Caffeine gives energy drinks their kick, and that can be a good thing ... sometimes. Caffeine is linked to better brain function, and it improves concentration when you are tired, according to Healthline. But how much is too much? If you are sensitive to caffeine, you may experience heart problems, high blood pressure, anxiety, headaches, insomnia, and dehydration, per Medical News Today. There is no hard and fast rule about how much caffeine you can consume, but the consensus is that you should try to stay under 400 milligrams per day (via Healthline).

Mountain Dew's energy drinks offer a wide range of caffeine portions. Mountain Dew Rise is at the top of the list with 180 milligrams of caffeine in a 16-ounce serving. Mountain Dew Amp delivers a bit less at 142 milligrams of caffeine. The company's Game Fuel beverages have 90 milligrams of the energy-boosting compound, while their Kickstart drinks contain 69 milligrams of caffeine. In comparison, an 8-ounce cup of coffee has about 80 milligrams of caffeine, per Healthline.

Some varieties contain high fructose corn syrup

With the exception of Rise, Mountain Dew's energy drinks (Amp, Kickstart, and Game Fuel) contain high fructose corn syrup. In fact, it is the second item mentioned on the ingredients list. High fructose corn syrup is used as a sweetener found in many beverages because it is cheaper to produce and sweeter than regular granulated sugar. But when it comes to digestion, the body does not necessarily treat it the same as sugar.
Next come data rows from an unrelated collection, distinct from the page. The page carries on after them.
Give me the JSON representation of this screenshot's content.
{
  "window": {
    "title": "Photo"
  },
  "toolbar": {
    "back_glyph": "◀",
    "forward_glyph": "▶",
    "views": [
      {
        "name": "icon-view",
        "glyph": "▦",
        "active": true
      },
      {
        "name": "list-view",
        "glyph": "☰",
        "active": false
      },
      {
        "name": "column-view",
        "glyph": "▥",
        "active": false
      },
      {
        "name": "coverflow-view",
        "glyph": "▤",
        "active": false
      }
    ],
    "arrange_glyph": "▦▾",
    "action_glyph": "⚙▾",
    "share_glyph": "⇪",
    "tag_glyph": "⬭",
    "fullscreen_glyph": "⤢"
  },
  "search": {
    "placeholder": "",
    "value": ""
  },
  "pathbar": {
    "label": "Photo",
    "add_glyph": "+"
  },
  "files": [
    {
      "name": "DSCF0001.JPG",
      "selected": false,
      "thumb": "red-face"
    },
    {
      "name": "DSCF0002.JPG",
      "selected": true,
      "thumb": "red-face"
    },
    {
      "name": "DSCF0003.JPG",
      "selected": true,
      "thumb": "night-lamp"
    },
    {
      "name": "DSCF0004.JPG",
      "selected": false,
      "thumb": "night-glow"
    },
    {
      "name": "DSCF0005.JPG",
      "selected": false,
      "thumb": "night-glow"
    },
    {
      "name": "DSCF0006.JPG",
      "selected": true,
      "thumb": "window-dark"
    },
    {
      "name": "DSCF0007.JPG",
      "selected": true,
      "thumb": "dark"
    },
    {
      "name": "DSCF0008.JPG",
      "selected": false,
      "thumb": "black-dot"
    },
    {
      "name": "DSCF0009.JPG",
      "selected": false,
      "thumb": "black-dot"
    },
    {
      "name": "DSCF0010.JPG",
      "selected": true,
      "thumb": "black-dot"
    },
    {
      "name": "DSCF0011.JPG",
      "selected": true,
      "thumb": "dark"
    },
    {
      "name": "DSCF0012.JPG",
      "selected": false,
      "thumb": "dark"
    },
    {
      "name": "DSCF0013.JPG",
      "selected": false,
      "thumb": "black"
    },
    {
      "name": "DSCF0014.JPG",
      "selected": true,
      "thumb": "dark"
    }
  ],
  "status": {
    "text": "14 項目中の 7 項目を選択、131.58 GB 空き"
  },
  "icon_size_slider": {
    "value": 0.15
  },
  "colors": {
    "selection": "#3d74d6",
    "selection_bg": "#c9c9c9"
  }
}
Dr. Mark Hyman, functional medicine physician, told the Cleveland Clinic that the body delivers fructose to the liver once it is consumed, which causes it to produce triglycerides and cholesterol. This quick delivery could mean an increase in your blood cholesterol. Hyman added that high fructose corn syrup can promote other ailments, including diabetes and inflammation. It might also contribute to leaky gut syndrome, which is linked to inflammation and type 2 diabetes. 

They contain a blend of unhealthy ingredients

If you're trying to avoid any of the negative effects of high fructose corn syrup, you still have an option of Mountain Dew's Rise energy drink, which is sweetened with sucralose and aspartame. However, those two ingredients have their own dangers beginning with a link to increased glucose, cortisol, and insulin levels (via Livestrong).

There are other ingredients to consider when deciding if Mountain Dew energy drinks might be good for you. Amp and Game Fuel each contain panax ginseng root. WebMD notes that this herb might not be safe when taken for longer than six months because it could lead to insomnia and liver damage. Mountain Dew Amp also contains the herb guarana, which provides more of a stimulant quality than caffeine, per a study in PLOS One. Just like caffeine, guarana can cause nervousness, an increased heart rate, or irritability, according to MedScape.

You may feel okay after having a Mountain Dew energy drink, but your doctor would likely not recommend consuming any type of energy drink with any regularity. In fact, according to the American Academy of Family Physicians, "doctors worry about the dangers of energy drinks."